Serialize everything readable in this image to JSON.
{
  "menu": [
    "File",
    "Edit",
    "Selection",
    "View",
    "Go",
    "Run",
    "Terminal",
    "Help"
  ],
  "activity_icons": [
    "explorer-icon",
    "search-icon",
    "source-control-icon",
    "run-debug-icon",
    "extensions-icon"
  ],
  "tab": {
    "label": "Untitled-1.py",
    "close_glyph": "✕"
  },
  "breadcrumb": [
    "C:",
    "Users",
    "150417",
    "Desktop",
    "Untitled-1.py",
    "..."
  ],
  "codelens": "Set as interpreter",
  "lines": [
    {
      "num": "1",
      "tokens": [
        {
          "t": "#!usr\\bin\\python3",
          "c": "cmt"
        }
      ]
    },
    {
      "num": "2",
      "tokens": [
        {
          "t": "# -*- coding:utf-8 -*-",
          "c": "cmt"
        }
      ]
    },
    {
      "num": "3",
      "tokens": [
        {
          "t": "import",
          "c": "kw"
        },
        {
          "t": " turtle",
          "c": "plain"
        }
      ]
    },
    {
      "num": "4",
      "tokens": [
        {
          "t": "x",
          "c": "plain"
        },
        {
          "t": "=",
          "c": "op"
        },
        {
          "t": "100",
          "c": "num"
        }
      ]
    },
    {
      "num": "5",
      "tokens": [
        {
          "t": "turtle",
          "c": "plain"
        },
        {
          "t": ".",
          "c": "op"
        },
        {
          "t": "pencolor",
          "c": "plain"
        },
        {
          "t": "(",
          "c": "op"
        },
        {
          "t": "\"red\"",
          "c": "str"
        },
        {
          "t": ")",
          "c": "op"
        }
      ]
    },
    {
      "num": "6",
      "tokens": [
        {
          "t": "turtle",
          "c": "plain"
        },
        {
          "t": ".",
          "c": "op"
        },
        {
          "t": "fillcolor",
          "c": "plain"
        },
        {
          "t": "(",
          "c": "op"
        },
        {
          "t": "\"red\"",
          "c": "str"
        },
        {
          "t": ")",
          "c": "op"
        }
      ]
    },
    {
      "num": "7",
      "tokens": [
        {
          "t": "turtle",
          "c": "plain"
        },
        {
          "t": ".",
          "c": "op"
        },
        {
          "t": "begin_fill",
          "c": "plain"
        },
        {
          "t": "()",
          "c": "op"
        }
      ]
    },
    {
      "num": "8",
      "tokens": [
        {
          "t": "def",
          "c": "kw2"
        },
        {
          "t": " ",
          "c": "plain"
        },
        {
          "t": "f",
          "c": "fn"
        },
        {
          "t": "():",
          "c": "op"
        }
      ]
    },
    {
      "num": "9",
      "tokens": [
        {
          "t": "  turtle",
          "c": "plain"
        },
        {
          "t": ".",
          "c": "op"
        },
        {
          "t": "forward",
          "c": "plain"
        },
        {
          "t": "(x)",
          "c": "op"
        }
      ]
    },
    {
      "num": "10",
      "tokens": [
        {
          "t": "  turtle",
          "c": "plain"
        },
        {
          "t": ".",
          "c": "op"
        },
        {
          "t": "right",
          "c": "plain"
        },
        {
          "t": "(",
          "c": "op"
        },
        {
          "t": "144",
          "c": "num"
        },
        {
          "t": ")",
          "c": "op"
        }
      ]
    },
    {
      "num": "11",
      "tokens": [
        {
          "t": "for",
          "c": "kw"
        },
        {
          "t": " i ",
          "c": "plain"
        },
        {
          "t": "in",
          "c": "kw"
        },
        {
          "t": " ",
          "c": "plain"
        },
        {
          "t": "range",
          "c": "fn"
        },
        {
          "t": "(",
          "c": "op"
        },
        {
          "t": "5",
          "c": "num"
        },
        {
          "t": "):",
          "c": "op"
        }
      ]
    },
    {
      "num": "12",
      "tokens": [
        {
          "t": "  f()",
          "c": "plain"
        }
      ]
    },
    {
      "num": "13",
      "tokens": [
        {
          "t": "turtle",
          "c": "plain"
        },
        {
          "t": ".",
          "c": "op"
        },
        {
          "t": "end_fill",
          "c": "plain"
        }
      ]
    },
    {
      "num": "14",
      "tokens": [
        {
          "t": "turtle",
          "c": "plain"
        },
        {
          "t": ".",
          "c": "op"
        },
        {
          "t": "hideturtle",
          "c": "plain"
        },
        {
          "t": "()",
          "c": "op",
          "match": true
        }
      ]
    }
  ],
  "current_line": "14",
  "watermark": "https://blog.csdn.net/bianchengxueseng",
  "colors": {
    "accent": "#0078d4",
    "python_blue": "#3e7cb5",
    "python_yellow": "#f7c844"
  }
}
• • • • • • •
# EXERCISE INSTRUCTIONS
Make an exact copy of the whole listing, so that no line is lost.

# ANSWER SPACE
Serialize everything readable in this image to JSON.
{
  "menu": [
    "File",
    "Edit",
    "Selection",
    "View",
    "Go",
    "Run",
    "Terminal",
    "Help"
  ],
  "activity_icons": [
    "explorer-icon",
    "search-icon",
    "source-control-icon",
    "run-debug-icon",
    "extensions-icon"
  ],
  "tab": {
    "label": "Untitled-1.py",
    "close_glyph": "✕"
  },
  "breadcrumb": [
    "C:",
    "Users",
    "150417",
    "Desktop",
    "Untitled-1.py",
    "..."
  ],
  "codelens": "Set as interpreter",
  "lines": [
    {
      "num": "1",
      "tokens": [
        {
          "t": "#!usr\\bin\\python3",
          "c": "cmt"
        }
      ]
    },
    {
      "num": "2",
      "tokens": [
        {
          "t": "# -*- coding:utf-8 -*-",
          "c": "cmt"
        }
      ]
    },
    {
      "num": "3",
      "tokens": [
        {
          "t": "import",
          "c": "kw"
        },
        {
          "t": " turtle",
          "c": "plain"
        }
      ]
    },
    {
      "num": "4",
      "tokens": [
        {
          "t": "x",
          "c": "plain"
        },
        {
          "t": "=",
          "c": "op"
        },
        {
          "t": "100",
          "c": "num"
        }
      ]
    },
    {
      "num": "5",
      "tokens": [
        {
          "t": "turtle",
          "c": "plain"
        },
        {
          "t": ".",
          "c": "op"
        },
        {
          "t": "pencolor",
          "c": "plain"
        },
        {
          "t": "(",
          "c": "op"
        },
        {
          "t": "\"red\"",
          "c": "str"
        },
        {
          "t": ")",
          "c": "op"
        }
      ]
    },
    {
      "num": "6",
      "tokens": [
        {
          "t": "turtle",
          "c": "plain"
        },
        {
          "t": ".",
          "c": "op"
        },
        {
          "t": "fillcolor",
          "c": "plain"
        },
        {
          "t": "(",
          "c": "op"
        },
        {
          "t": "\"red\"",
          "c": "str"
        },
        {
          "t": ")",
          "c": "op"
        }
      ]
    },
    {
      "num": "7",
      "tokens": [
        {
          "t": "turtle",
          "c": "plain"
        },
        {
          "t": ".",
          "c": "op"
        },
        {
          "t": "begin_fill",
          "c": "plain"
        },
        {
          "t": "()",
          "c": "op"
        }
      ]
    },
    {
      "num": "8",
      "tokens": [
        {
          "t": "def",
          "c": "kw2"
        },
        {
          "t": " ",
          "c": "plain"
        },
        {
          "t": "f",
          "c": "fn"
        },
        {
          "t": "():",
          "c": "op"
        }
      ]
    },
    {
      "num": "9",
      "tokens": [
        {
          "t": "  turtle",
          "c": "plain"
        },
        {
          "t": ".",
          "c": "op"
        },
        {
          "t": "forward",
          "c": "plain"
        },
        {
          "t": "(x)",
          "c": "op"
        }
      ]
    },
    {
      "num": "10",
      "tokens": [
        {
          "t": "  turtle",
          "c": "plain"
        },
        {
          "t": ".",
          "c": "op"
        },
        {
          "t": "right",
          "c": "plain"
        },
        {
          "t": "(",
          "c": "op"
        },
        {
          "t": "144",
          "c": "num"
        },
        {
          "t": ")",
          "c": "op"
        }
      ]
    },
    {
      "num": "11",
      "tokens": [
        {
          "t": "for",
          "c": "kw"
        },
        {
          "t": " i ",
          "c": "plain"
        },
        {
          "t": "in",
          "c": "kw"
        },
        {
          "t": " ",
          "c": "plain"
        },
        {
          "t": "range",
          "c": "fn"
        },
        {
          "t": "(",
          "c": "op"
        },
        {
          "t": "5",
          "c": "num"
        },
        {
          "t": "):",
          "c": "op"
        }
      ]
    },
    {
      "num": "12",
      "tokens": [
        {
          "t": "  f()",
          "c": "plain"
        }
      ]
    },
    {
      "num": "13",
      "tokens": [
        {
          "t": "turtle",
          "c": "plain"
        },
        {
          "t": ".",
          "c": "op"
        },
        {
          "t": "end_fill",
          "c": "plain"
        }
      ]
    },
    {
      "num": "14",
      "tokens": [
        {
          "t": "turtle",
          "c": "plain"
        },
        {
          "t": ".",
          "c": "op"
        },
        {
          "t": "hideturtle",
          "c": "plain"
        },
        {
          "t": "()",
          "c": "op",
          "match": true
        }
      ]
    }
  ],
  "current_line": "14",
  "watermark": "https://blog.csdn.net/bianchengxueseng",
  "colors": {
    "accent": "#0078d4",
    "python_blue": "#3e7cb5",
    "python_yellow": "#f7c844"
  }
}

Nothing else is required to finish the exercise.